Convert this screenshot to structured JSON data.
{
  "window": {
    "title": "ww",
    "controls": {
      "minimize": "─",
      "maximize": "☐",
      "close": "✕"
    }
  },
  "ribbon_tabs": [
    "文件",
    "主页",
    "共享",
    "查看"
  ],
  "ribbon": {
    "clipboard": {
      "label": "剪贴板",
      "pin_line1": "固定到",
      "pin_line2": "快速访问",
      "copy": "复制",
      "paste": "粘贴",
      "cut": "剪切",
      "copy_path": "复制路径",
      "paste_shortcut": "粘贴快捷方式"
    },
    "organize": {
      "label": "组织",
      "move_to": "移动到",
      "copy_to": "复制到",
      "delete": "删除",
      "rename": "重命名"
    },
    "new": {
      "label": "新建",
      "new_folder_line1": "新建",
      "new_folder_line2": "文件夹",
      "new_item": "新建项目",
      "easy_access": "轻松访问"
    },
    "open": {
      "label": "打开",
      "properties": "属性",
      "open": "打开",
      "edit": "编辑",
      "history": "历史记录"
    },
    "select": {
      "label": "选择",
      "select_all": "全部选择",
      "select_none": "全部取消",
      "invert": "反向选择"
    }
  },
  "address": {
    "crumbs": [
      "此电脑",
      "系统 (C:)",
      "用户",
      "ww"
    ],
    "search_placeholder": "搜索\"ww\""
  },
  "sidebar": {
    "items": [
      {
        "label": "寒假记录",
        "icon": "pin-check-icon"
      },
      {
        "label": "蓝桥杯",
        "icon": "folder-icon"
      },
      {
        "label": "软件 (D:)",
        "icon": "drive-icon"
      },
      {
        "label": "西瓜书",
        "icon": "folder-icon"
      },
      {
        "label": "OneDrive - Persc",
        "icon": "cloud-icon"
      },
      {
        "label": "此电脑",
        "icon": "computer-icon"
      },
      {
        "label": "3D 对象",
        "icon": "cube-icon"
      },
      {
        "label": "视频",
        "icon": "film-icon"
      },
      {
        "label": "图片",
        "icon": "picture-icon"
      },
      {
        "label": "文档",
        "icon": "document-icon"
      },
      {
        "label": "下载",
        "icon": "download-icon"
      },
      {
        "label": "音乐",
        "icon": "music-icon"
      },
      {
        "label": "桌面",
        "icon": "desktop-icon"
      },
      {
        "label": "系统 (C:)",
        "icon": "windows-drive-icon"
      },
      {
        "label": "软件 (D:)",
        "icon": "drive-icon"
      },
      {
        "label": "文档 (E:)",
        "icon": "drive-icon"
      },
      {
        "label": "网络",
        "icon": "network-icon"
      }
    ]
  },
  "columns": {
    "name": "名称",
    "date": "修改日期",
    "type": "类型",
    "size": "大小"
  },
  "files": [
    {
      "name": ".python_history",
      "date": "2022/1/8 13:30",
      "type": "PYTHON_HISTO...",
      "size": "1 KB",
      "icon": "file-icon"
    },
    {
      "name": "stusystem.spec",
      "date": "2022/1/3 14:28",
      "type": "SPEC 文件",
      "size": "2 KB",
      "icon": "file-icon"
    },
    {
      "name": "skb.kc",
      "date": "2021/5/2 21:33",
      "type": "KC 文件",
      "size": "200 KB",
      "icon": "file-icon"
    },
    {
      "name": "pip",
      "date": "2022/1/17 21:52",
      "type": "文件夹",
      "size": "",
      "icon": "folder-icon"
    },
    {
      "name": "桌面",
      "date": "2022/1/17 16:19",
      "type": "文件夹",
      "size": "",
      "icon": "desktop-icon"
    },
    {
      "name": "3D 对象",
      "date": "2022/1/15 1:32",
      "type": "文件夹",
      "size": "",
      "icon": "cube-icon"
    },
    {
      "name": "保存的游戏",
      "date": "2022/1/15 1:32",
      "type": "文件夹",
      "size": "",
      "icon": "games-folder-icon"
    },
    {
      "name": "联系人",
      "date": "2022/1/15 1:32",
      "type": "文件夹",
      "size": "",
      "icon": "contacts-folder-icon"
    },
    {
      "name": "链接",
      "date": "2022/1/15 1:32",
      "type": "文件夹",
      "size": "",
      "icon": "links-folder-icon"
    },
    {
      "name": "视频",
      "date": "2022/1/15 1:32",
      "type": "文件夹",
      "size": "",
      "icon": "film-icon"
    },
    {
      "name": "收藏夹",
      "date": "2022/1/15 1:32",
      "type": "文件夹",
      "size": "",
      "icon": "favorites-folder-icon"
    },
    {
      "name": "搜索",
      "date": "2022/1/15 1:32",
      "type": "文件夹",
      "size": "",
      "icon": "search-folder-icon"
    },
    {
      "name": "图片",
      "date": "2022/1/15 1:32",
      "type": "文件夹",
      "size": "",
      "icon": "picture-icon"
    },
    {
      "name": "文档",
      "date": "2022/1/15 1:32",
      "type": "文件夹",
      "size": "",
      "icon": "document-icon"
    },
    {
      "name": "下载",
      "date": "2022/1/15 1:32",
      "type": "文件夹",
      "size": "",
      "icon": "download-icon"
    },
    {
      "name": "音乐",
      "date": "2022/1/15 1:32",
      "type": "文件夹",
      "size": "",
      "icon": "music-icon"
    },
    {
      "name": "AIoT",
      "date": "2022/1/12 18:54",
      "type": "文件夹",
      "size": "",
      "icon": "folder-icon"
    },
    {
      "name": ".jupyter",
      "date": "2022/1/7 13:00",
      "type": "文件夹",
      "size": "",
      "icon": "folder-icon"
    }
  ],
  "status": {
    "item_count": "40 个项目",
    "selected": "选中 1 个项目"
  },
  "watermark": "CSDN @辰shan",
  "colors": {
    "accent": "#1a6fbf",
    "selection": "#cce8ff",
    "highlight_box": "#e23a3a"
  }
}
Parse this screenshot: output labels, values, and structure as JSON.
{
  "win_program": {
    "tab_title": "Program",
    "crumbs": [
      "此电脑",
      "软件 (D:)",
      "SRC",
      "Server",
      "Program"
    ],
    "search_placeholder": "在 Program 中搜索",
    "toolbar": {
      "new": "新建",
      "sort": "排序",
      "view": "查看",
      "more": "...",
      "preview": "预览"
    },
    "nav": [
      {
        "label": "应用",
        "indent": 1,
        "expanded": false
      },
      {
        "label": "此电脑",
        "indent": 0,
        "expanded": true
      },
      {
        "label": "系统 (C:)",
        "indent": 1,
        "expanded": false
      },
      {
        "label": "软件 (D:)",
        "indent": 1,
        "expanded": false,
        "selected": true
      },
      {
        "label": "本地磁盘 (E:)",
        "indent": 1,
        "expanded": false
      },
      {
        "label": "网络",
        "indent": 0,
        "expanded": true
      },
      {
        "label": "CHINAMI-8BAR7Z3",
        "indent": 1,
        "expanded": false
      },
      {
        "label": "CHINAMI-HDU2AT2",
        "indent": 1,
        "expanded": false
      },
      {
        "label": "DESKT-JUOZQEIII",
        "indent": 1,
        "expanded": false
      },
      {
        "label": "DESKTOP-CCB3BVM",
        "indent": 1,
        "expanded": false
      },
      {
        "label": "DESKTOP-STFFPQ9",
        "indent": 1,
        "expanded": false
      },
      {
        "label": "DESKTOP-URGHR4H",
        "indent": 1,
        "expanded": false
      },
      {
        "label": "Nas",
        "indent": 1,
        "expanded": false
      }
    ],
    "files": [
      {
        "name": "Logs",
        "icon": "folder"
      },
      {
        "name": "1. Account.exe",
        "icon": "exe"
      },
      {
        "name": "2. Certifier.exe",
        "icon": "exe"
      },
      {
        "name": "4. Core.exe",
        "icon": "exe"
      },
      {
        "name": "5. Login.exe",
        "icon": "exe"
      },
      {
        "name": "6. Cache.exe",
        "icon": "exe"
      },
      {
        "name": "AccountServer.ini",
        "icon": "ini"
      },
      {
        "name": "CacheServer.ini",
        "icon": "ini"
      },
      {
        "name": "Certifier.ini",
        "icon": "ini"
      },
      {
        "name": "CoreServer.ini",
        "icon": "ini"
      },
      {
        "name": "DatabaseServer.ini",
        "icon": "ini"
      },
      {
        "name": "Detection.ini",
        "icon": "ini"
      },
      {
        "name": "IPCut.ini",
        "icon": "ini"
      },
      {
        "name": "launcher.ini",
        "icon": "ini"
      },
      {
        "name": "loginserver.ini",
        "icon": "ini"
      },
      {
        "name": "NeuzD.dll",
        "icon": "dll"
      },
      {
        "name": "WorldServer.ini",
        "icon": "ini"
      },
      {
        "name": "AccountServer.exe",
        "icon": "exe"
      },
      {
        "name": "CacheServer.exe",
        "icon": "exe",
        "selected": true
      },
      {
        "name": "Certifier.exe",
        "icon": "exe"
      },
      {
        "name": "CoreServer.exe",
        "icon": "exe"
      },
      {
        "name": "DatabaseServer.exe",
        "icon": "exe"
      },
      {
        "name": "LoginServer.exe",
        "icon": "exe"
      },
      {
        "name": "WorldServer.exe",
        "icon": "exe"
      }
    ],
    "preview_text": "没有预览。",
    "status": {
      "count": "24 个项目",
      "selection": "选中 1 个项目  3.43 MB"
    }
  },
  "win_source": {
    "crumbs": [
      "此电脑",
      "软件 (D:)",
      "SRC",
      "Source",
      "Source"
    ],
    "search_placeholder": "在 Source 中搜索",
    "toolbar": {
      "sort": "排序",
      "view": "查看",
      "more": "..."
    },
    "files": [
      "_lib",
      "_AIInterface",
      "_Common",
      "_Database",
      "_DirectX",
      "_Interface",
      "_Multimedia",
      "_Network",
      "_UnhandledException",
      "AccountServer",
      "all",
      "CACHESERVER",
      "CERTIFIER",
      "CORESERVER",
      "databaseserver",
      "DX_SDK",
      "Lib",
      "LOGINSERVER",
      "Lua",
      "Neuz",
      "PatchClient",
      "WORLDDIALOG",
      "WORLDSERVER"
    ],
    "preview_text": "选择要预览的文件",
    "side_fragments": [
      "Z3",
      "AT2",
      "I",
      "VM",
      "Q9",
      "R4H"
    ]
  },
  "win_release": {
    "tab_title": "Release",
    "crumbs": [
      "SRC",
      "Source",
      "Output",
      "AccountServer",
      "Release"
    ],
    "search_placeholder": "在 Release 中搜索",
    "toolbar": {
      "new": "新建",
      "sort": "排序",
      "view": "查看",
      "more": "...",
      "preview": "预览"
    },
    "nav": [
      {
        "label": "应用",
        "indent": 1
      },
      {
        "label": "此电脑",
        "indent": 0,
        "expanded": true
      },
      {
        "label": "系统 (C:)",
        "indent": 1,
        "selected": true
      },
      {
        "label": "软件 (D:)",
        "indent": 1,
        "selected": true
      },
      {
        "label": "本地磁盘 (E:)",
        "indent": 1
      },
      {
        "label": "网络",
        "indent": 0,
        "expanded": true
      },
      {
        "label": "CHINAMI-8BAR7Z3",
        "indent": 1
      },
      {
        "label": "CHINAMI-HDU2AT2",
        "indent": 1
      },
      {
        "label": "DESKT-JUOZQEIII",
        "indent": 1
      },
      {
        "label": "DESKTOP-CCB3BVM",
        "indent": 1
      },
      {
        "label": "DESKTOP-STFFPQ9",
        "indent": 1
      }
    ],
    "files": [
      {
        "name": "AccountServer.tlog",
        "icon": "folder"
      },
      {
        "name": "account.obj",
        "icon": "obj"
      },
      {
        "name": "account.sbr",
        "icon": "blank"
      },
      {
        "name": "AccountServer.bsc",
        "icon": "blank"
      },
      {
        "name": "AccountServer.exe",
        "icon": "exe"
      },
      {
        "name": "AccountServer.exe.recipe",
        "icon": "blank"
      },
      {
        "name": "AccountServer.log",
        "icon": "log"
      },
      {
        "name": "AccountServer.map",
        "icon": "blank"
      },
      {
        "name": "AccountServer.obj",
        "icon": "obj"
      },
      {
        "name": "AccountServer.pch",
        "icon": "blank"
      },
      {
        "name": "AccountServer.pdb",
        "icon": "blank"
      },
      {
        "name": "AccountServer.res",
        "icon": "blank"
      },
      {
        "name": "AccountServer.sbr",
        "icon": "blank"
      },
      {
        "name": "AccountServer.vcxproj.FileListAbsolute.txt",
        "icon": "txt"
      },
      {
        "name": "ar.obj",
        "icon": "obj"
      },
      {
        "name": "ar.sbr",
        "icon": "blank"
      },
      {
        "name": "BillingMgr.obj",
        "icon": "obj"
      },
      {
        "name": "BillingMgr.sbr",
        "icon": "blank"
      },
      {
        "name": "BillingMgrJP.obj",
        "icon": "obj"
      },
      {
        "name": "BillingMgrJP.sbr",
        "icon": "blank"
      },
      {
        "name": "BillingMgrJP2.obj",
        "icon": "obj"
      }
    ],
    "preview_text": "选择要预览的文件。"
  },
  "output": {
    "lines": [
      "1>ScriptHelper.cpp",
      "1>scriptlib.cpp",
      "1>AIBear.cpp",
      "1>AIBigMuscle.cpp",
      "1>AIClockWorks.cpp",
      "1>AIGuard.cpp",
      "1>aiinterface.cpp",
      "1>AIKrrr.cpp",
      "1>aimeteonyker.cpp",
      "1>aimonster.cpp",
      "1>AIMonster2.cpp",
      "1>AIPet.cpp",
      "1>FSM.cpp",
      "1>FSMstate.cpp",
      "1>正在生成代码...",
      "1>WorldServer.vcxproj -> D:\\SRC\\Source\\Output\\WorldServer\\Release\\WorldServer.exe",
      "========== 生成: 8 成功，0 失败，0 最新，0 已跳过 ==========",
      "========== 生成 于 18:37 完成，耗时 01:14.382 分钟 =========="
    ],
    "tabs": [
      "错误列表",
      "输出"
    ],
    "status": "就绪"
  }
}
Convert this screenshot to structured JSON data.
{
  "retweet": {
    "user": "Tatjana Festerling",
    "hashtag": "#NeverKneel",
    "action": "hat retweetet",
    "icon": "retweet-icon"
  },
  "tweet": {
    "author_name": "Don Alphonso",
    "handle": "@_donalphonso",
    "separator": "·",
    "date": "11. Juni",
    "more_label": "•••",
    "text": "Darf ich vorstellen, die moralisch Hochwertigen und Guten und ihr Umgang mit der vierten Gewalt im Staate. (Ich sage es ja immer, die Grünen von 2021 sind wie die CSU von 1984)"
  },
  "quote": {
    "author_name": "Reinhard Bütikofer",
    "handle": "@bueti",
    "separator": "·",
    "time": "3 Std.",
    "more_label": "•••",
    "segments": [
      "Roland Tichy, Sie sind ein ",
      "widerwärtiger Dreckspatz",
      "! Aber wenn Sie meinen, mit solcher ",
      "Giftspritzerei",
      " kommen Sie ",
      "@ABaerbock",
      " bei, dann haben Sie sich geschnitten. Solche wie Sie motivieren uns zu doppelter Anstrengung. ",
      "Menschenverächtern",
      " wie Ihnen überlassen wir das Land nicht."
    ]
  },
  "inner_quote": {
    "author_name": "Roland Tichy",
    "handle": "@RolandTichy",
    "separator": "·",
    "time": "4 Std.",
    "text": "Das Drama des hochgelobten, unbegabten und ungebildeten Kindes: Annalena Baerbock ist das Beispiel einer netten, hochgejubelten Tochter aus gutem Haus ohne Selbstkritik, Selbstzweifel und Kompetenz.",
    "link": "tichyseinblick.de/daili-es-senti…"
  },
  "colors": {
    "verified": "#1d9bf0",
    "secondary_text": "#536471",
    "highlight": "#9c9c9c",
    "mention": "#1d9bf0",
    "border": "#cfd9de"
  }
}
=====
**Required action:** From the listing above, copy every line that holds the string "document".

**Output of the task:**
        "icon": "document-icon"
      "icon": "document-icon"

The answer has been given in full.